That doesn’t bother me at all, but I do think that will bother the financial markets. So even as Greenspan has been raising the short-term rate—we’re now at 4% and we were at 1% in June of 2004—long-term rates have barely moved. Just recently, in the last month or two, they have started to bump up. So the 10-year treasury is about 4.5%. It was under 4% as recently as this summer, which is an extremely low rate. My guess is that it will continue to rise and that will likely have a very big impact on the housing market and that’s the surest way to burst the bubble. If you get mortgage rates, which tend to follow long-term rates, rising to more normal levels—they don’t have to go through the roof but if the 10 year treasury goes to 5%, 5.25%, which most economists actually predict will go up to 7%, which is fairly low by historical standards—I think that will burst the bubble and then we start to see a very severe downturn. So that’s my guess as to where we end up going.

The flip side is that let’s say that wages don’t keep up with inflation—we don’t see any up tick in wages. The way consumption has been sustained is people have been borrowing against their homes and I think that’s coming to an end simply because even if the bubble doesn’t burst it’s very clear from the data that we have that house prices are not rising at the rates they used to. So as long as house prices were going up 10% a year people could always borrow more against their home. Once they stop rising they reach limits as to how much they can borrow.

So I think we are hitting an end. How long that takes, there’s a lot of uncertain factors. If Japan and China stop supporting the dollar—they’ve been buying up the long bond, basically counteracting Greenspan, who has been trying to raise rates—so if they stop doing that, you can see the rates rise fairly quickly. And if that happens I think the recovery will come to an end fairly quickly.

But we have a number of unsustainable trends going. One being the housing bubble, the other being the trade deficit. Those being the two biggies and where we hit the point where they can go no further is hard to say. Just as if we were having a conversation in 1999 and talking about the economy—it looked good, all sorts of really good growth—but the point was that it was dependent on the stock bubble [and] it was going to run out at some point.
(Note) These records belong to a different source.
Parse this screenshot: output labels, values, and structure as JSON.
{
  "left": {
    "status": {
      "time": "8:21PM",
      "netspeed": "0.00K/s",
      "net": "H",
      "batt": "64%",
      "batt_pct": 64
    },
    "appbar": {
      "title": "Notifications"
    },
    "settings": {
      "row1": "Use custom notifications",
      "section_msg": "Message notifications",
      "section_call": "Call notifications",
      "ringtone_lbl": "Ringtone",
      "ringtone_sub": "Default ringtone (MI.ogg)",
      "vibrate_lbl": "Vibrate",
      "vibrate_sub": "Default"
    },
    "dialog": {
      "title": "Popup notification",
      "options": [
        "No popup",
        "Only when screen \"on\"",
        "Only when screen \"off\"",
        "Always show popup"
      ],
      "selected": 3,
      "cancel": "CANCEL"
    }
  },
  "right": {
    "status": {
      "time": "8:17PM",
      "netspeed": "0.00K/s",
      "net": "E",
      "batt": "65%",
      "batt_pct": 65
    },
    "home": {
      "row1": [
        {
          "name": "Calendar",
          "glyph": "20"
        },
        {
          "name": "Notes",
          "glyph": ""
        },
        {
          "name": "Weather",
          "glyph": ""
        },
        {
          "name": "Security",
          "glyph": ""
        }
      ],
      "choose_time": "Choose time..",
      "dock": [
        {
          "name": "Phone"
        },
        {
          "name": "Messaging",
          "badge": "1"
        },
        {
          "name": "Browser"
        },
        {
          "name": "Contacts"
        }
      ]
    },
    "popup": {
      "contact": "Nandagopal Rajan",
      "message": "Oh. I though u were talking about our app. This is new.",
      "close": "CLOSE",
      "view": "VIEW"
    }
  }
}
But it turned out that if we were having the conversation in 1999, it had a full year to go. It didn’t start to unravel until March of 2000 and it didn’t have that much of an impact on the economy for another year after that.
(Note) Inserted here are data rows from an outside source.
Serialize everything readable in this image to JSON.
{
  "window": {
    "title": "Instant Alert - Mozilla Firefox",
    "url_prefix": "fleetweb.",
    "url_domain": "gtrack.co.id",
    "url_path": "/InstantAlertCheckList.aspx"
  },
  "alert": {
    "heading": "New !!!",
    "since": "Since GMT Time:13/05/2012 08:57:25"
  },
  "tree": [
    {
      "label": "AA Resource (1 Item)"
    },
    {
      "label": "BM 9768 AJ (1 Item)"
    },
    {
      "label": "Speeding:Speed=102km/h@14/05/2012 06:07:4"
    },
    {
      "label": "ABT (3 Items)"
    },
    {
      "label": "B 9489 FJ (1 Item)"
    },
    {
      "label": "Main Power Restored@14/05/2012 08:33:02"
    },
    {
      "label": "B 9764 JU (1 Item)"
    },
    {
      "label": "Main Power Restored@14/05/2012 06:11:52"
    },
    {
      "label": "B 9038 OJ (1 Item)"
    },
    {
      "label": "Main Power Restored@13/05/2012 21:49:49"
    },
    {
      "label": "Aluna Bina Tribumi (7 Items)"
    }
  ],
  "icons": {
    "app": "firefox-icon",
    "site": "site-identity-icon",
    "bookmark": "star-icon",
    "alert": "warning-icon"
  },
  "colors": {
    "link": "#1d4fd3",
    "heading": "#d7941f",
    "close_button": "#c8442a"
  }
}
So the exact timing is going to be very hard to tell due to events that are to a large extent random. But my guess is that it won’t be too much longer but again I would’ve probably said the same thing 2 years ago.It’s going to depend on the housing market basically, that’s the long and short of it. If the housing bubble bursts then that’s virtually guaranteed to be a full recession and probably worse than a stock bubble.
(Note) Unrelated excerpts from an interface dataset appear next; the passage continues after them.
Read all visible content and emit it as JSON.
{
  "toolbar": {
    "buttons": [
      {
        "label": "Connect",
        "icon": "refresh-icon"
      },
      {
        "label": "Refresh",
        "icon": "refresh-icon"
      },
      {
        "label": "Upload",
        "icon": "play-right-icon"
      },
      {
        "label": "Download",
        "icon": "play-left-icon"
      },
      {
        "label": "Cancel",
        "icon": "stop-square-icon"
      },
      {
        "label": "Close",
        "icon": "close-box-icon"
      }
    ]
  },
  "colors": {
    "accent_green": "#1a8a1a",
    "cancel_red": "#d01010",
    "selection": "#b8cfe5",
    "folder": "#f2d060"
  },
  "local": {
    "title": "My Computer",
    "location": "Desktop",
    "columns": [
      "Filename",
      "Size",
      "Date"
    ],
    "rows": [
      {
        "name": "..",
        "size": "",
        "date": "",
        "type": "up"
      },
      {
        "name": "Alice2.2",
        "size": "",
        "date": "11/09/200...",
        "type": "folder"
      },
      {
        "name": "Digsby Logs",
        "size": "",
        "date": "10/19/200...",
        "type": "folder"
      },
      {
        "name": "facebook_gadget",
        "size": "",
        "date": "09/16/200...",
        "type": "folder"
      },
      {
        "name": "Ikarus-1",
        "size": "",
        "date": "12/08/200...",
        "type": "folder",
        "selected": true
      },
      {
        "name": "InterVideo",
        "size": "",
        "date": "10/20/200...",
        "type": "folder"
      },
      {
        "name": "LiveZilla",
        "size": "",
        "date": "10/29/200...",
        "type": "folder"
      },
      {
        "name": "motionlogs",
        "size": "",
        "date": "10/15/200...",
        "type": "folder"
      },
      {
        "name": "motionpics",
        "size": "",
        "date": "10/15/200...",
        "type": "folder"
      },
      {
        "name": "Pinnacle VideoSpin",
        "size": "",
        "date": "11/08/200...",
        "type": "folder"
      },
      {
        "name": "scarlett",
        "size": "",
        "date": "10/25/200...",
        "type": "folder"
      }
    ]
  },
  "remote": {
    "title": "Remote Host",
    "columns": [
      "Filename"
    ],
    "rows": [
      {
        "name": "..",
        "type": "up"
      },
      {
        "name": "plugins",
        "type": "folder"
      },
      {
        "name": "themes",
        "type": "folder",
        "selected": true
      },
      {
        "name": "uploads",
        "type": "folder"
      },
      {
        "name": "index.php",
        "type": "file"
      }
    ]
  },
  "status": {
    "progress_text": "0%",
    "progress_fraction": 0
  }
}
For more information about Dean Baker and the Center for Economic and Policy Research, go to www.cepr.net .